ACTION ITEM: The word "Login" occurs in some lines of the data. Return each such line.

======== DATASET RECORDS ========

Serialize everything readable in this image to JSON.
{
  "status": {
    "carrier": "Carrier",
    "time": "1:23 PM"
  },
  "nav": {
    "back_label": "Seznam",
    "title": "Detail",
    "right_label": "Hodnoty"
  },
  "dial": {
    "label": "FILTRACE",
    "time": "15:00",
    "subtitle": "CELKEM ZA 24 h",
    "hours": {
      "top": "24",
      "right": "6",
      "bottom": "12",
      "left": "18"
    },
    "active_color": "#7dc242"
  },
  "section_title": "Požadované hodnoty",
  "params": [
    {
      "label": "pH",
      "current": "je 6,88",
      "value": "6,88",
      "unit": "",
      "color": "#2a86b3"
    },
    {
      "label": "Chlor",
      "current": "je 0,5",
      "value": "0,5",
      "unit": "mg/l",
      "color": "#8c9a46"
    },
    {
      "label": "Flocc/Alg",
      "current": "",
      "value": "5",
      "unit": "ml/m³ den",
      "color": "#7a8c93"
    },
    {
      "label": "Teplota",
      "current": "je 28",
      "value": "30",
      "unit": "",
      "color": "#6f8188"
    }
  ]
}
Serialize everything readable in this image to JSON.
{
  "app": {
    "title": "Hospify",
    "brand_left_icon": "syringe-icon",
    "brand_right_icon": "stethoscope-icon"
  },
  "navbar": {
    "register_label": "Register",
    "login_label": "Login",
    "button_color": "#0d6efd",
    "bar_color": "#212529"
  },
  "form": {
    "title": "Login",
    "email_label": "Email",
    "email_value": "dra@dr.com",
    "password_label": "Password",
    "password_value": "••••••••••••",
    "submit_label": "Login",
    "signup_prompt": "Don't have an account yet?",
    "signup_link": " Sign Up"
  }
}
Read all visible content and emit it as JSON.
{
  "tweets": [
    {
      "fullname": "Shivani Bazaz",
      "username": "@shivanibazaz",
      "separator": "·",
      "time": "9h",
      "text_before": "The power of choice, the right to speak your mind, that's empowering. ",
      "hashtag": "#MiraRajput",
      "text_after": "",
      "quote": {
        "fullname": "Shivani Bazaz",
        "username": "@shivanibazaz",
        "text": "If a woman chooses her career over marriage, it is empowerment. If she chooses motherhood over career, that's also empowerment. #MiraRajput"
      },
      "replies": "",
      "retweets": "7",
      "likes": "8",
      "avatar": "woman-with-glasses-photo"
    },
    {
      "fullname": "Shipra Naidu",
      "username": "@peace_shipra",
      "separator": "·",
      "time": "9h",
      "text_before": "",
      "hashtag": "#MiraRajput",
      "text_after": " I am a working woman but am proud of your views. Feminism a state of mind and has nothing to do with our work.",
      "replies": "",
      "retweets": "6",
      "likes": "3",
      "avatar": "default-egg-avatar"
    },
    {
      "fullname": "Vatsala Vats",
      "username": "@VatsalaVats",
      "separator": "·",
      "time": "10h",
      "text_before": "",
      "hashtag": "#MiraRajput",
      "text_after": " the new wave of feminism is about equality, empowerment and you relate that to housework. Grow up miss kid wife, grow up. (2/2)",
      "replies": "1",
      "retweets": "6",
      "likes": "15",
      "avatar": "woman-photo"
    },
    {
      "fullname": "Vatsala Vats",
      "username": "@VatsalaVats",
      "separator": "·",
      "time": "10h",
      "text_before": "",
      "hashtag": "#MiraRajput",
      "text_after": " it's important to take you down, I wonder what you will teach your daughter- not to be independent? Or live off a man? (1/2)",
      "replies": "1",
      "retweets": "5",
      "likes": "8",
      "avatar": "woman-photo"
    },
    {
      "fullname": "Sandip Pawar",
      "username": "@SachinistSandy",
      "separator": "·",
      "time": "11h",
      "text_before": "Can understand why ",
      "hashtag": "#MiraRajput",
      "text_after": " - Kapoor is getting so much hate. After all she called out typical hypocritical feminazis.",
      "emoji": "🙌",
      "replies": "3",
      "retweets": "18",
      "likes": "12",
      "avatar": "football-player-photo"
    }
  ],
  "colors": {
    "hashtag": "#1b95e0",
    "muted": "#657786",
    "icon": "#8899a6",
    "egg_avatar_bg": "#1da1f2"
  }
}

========

OUTPUT BELOW:
    "login_label": "Login",
    "title": "Login",
    "submit_label": "Login",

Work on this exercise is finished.